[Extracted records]
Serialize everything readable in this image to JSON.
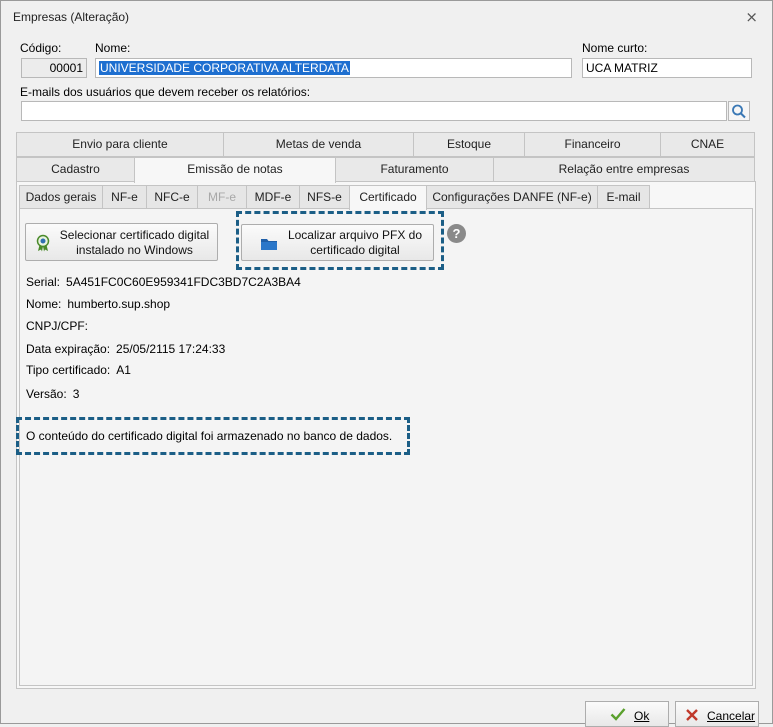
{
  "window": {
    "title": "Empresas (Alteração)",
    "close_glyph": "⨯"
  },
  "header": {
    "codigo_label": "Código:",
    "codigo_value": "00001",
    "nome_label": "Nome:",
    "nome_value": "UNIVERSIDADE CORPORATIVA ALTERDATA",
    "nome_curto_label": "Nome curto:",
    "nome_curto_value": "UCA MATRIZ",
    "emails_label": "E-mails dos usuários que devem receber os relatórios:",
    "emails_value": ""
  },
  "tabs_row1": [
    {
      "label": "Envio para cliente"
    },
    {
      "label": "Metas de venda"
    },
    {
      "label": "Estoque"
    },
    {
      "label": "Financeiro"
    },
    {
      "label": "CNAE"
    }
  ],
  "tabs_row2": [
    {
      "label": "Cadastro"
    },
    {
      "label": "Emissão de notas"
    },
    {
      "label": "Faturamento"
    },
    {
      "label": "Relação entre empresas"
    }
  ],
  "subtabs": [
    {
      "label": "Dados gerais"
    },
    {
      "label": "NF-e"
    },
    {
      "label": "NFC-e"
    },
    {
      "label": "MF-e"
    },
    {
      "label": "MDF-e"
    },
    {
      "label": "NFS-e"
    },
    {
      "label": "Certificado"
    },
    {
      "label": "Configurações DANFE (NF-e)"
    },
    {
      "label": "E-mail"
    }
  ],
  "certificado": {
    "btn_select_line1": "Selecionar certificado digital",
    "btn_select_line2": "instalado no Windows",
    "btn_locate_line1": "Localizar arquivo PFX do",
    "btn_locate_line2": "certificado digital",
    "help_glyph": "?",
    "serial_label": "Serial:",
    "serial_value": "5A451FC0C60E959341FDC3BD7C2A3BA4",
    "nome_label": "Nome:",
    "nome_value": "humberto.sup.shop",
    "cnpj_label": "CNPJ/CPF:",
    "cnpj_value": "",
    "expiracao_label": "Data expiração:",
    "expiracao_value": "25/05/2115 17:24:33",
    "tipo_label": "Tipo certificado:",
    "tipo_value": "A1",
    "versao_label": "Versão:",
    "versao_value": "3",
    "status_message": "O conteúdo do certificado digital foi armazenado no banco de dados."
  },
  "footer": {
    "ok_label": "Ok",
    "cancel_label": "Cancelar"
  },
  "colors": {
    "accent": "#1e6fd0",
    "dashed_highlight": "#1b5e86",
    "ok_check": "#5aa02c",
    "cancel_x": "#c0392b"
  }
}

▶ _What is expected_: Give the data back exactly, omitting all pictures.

▶ _Answer space_:
Serialize everything readable in this image to JSON.
{
  "window": {
    "title": "Empresas (Alteração)",
    "close_glyph": "⨯"
  },
  "header": {
    "codigo_label": "Código:",
    "codigo_value": "00001",
    "nome_label": "Nome:",
    "nome_value": "UNIVERSIDADE CORPORATIVA ALTERDATA",
    "nome_curto_label": "Nome curto:",
    "nome_curto_value": "UCA MATRIZ",
    "emails_label": "E-mails dos usuários que devem receber os relatórios:",
    "emails_value": ""
  },
  "tabs_row1": [
    {
      "label": "Envio para cliente"
    },
    {
      "label": "Metas de venda"
    },
    {
      "label": "Estoque"
    },
    {
      "label": "Financeiro"
    },
    {
      "label": "CNAE"
    }
  ],
  "tabs_row2": [
    {
      "label": "Cadastro"
    },
    {
      "label": "Emissão de notas"
    },
    {
      "label": "Faturamento"
    },
    {
      "label": "Relação entre empresas"
    }
  ],
  "subtabs": [
    {
      "label": "Dados gerais"
    },
    {
      "label": "NF-e"
    },
    {
      "label": "NFC-e"
    },
    {
      "label": "MF-e"
    },
    {
      "label": "MDF-e"
    },
    {
      "label": "NFS-e"
    },
    {
      "label": "Certificado"
    },
    {
      "label": "Configurações DANFE (NF-e)"
    },
    {
      "label": "E-mail"
    }
  ],
  "certificado": {
    "btn_select_line1": "Selecionar certificado digital",
    "btn_select_line2": "instalado no Windows",
    "btn_locate_line1": "Localizar arquivo PFX do",
    "btn_locate_line2": "certificado digital",
    "help_glyph": "?",
    "serial_label": "Serial:",
    "serial_value": "5A451FC0C60E959341FDC3BD7C2A3BA4",
    "nome_label": "Nome:",
    "nome_value": "humberto.sup.shop",
    "cnpj_label": "CNPJ/CPF:",
    "cnpj_value": "",
    "expiracao_label": "Data expiração:",
    "expiracao_value": "25/05/2115 17:24:33",
    "tipo_label": "Tipo certificado:",
    "tipo_value": "A1",
    "versao_label": "Versão:",
    "versao_value": "3",
    "status_message": "O conteúdo do certificado digital foi armazenado no banco de dados."
  },
  "footer": {
    "ok_label": "Ok",
    "cancel_label": "Cancelar"
  },
  "colors": {
    "accent": "#1e6fd0",
    "dashed_highlight": "#1b5e86",
    "ok_check": "#5aa02c",
    "cancel_x": "#c0392b"
  }
}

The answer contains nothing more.